European leaders should be ashamed by the paltry numbers of refugees from Syria they are prepared to resettle, human rights group Amnesty says, according to BBC News.
Only 10 member states have offered to take in refugees and even then only 12,000, it complains. The UK and Italy have offered no places at all, it adds.
But the UK government says it is focusing on the region and is one of the biggest international donors.
European Union aid has reached $1.7bn, officials say. The bloc says its priority is providing help to Syria's internally displaced people, now thought to number 6.5 million, and those hosted in other countries.

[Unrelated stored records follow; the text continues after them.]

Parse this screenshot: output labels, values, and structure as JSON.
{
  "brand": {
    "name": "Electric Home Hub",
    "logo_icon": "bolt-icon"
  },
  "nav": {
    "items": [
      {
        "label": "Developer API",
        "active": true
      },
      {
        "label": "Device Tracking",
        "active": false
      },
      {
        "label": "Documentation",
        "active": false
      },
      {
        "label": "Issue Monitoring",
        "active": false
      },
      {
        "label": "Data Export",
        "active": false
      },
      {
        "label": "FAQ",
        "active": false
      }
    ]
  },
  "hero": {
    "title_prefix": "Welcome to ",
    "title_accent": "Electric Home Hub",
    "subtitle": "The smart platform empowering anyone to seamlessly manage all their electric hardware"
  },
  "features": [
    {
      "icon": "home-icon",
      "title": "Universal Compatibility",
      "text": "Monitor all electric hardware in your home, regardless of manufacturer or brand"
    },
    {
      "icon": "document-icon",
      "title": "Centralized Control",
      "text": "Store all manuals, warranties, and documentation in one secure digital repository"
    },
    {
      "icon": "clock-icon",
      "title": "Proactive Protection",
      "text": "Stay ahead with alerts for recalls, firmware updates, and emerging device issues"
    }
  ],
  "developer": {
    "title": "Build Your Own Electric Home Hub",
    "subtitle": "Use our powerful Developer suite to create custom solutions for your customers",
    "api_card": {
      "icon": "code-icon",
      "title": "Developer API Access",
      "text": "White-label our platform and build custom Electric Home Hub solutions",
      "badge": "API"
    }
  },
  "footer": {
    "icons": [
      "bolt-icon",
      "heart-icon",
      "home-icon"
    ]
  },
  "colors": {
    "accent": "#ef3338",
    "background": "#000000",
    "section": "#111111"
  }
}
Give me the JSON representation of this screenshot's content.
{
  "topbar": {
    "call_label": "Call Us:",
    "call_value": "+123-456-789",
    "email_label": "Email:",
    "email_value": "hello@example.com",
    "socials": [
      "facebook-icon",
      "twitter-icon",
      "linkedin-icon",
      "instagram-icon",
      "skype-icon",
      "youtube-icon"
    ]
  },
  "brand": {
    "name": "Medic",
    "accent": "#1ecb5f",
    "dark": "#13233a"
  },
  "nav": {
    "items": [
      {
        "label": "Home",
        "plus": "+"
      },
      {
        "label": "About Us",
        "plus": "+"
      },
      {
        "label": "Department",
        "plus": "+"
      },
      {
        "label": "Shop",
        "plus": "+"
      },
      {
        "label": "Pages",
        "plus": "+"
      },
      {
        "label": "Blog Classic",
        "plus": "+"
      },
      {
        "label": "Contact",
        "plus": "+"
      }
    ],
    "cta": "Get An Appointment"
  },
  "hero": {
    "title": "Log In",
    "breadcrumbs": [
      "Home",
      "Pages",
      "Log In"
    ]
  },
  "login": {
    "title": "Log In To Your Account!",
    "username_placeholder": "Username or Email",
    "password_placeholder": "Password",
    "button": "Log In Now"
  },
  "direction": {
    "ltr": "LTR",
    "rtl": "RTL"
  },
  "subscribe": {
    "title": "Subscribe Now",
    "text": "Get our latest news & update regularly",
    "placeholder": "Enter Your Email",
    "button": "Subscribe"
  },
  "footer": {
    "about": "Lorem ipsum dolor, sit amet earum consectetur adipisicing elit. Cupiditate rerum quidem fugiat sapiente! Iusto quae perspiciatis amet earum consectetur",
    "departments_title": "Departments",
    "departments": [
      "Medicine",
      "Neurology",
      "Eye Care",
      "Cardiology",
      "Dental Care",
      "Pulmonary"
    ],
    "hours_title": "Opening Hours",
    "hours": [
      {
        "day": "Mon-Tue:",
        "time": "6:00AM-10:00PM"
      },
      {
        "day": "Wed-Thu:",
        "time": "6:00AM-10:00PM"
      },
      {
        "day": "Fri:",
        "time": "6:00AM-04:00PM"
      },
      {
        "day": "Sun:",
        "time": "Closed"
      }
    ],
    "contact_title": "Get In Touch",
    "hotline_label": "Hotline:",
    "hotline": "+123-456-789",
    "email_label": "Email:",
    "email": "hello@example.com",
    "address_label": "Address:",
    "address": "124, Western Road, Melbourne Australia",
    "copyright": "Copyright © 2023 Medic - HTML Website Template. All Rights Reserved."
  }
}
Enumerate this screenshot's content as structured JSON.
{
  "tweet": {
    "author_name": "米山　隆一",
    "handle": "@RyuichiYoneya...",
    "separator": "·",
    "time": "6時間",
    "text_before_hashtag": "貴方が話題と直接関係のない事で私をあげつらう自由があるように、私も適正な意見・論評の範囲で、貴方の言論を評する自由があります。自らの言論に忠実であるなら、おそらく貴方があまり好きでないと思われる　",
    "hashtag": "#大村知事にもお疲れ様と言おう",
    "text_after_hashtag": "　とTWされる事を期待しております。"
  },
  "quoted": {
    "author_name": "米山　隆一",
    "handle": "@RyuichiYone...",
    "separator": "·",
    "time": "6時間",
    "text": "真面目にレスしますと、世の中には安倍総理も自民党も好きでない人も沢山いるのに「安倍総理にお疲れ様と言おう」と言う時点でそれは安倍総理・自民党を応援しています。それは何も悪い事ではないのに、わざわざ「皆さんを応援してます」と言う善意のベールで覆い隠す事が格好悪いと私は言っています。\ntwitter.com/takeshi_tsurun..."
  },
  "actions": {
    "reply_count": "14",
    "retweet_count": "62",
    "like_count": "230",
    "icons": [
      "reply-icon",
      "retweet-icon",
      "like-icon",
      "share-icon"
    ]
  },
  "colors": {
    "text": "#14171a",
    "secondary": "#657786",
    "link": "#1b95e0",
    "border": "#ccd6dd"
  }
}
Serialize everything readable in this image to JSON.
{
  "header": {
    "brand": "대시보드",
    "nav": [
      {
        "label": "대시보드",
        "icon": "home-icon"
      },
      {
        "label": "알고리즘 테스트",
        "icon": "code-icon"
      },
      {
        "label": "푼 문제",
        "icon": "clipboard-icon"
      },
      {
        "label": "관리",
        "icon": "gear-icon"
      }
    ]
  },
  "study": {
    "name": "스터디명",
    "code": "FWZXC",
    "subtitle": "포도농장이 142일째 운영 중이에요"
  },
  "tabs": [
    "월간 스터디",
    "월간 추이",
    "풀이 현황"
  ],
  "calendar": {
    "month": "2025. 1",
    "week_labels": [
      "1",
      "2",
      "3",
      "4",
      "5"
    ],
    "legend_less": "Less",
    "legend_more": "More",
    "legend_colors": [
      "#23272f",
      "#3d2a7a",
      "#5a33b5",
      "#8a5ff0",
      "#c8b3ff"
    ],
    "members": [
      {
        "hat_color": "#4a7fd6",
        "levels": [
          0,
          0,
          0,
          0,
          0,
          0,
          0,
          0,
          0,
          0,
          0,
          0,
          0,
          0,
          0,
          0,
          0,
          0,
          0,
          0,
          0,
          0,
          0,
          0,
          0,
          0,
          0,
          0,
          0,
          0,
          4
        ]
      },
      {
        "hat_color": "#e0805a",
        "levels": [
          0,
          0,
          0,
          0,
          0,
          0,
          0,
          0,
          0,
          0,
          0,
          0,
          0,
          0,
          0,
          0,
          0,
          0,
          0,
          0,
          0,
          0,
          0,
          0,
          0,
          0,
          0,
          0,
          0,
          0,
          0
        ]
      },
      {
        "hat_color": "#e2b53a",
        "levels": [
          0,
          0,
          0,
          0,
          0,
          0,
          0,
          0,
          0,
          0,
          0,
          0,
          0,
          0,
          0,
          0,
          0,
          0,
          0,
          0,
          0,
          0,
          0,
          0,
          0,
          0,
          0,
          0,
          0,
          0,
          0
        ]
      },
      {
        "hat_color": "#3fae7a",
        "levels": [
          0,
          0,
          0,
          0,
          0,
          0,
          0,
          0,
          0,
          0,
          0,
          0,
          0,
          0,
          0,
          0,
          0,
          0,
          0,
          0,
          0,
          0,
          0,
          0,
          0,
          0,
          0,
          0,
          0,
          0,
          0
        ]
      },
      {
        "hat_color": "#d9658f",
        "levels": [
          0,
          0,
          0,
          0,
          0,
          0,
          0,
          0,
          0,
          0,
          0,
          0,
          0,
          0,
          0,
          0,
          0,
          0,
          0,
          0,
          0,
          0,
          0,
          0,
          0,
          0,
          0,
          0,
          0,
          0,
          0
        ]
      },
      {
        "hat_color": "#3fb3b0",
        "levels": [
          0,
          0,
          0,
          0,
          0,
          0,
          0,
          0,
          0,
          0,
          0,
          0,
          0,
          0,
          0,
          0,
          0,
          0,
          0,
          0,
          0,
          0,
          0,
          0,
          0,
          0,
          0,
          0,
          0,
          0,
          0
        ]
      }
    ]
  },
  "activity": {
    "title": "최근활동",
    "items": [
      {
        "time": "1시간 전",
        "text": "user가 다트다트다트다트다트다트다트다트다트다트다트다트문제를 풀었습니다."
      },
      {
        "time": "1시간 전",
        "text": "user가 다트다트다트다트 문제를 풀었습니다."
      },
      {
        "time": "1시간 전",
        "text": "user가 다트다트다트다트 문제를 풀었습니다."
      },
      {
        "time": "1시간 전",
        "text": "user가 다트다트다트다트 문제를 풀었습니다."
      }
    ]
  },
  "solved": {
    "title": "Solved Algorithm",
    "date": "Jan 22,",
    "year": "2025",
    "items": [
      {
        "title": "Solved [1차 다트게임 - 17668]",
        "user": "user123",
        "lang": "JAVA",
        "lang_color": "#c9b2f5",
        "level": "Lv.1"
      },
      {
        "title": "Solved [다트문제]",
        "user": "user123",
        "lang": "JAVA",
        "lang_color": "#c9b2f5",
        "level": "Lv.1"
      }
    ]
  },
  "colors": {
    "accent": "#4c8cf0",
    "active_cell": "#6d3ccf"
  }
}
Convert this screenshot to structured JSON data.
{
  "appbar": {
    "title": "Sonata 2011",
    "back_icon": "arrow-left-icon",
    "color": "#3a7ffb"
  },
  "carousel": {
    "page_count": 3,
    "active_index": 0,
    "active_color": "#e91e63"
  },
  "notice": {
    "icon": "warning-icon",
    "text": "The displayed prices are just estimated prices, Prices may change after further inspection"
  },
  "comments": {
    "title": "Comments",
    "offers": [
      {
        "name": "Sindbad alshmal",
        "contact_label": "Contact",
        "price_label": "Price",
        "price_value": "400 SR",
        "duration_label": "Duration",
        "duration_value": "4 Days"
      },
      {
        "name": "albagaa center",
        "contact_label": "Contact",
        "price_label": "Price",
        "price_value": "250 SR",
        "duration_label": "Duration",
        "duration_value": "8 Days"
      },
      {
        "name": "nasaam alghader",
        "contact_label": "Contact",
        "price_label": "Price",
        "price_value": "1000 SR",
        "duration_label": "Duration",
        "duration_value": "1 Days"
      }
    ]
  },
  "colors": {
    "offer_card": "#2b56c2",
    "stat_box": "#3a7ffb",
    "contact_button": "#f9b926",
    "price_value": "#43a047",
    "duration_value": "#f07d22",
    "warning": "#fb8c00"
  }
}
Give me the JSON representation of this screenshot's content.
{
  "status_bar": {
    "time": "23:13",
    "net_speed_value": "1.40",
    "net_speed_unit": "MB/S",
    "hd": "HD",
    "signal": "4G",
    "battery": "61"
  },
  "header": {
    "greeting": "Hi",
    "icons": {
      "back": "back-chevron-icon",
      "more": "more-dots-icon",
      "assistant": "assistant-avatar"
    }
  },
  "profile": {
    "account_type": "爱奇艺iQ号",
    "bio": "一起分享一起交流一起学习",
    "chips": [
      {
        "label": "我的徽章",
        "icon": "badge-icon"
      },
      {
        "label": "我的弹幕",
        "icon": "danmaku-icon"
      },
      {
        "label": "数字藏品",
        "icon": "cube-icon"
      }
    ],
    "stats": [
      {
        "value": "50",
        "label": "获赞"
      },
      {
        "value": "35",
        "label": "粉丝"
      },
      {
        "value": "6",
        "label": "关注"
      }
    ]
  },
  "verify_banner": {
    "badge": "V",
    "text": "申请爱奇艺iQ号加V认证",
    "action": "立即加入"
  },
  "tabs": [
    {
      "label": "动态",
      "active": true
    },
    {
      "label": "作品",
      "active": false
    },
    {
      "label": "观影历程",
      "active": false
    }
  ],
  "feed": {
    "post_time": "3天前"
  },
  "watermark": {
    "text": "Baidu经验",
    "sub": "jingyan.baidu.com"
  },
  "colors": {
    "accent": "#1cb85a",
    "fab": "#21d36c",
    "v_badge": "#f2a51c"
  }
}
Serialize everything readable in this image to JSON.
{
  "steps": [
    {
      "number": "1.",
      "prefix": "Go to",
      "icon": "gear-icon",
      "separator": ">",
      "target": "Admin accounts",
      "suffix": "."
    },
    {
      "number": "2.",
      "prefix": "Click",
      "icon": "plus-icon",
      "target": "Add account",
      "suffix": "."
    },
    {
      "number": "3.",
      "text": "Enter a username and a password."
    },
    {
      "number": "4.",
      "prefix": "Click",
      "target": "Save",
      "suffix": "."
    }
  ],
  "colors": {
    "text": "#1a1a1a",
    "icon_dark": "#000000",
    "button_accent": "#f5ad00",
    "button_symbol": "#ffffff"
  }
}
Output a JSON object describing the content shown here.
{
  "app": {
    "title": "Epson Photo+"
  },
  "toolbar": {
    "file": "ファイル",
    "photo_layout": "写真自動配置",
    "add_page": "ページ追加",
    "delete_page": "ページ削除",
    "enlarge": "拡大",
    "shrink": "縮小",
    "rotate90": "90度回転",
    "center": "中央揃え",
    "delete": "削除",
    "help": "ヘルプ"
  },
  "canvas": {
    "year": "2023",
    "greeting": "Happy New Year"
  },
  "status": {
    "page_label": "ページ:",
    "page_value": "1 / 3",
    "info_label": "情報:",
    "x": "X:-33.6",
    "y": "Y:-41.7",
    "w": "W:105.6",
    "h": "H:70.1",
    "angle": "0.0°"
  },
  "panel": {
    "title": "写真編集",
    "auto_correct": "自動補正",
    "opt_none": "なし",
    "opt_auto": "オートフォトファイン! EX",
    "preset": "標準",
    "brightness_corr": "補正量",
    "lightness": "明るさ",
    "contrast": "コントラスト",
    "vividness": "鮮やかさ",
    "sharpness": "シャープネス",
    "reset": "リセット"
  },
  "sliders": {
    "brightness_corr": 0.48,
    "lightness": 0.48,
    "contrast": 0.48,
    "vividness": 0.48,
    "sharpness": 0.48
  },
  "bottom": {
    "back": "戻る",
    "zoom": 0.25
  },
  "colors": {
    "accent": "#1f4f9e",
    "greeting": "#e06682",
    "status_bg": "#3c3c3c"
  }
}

The UN estimates almost 2.3 million Syrians have fled to neighbouring countries since March 2011.
Most Syrians who have fled their country have travelled to Lebanon, Jordan, Turkey and Iraq. But some 6,000 this year have reached EU member state Bulgaria, which has appealed for financial help from Brussels in responding to the influx.
In September, Sweden became the first EU member state to offer Syrian refugees permanent residence. More than 14,000 Syrians have sought asylum there in the past two years. Germany has resettled 1,000 refugees and plans to admit another 9,000.
The UK says it has no plans to resettle or provide temporary protection to Syrian refugees, although individual asylum claims are considered on their merits.
"Instead, we are giving as much help as possible to people in the region. Our $817m pledged so far is more than the other EU member states combined," a spokesman told the BBC.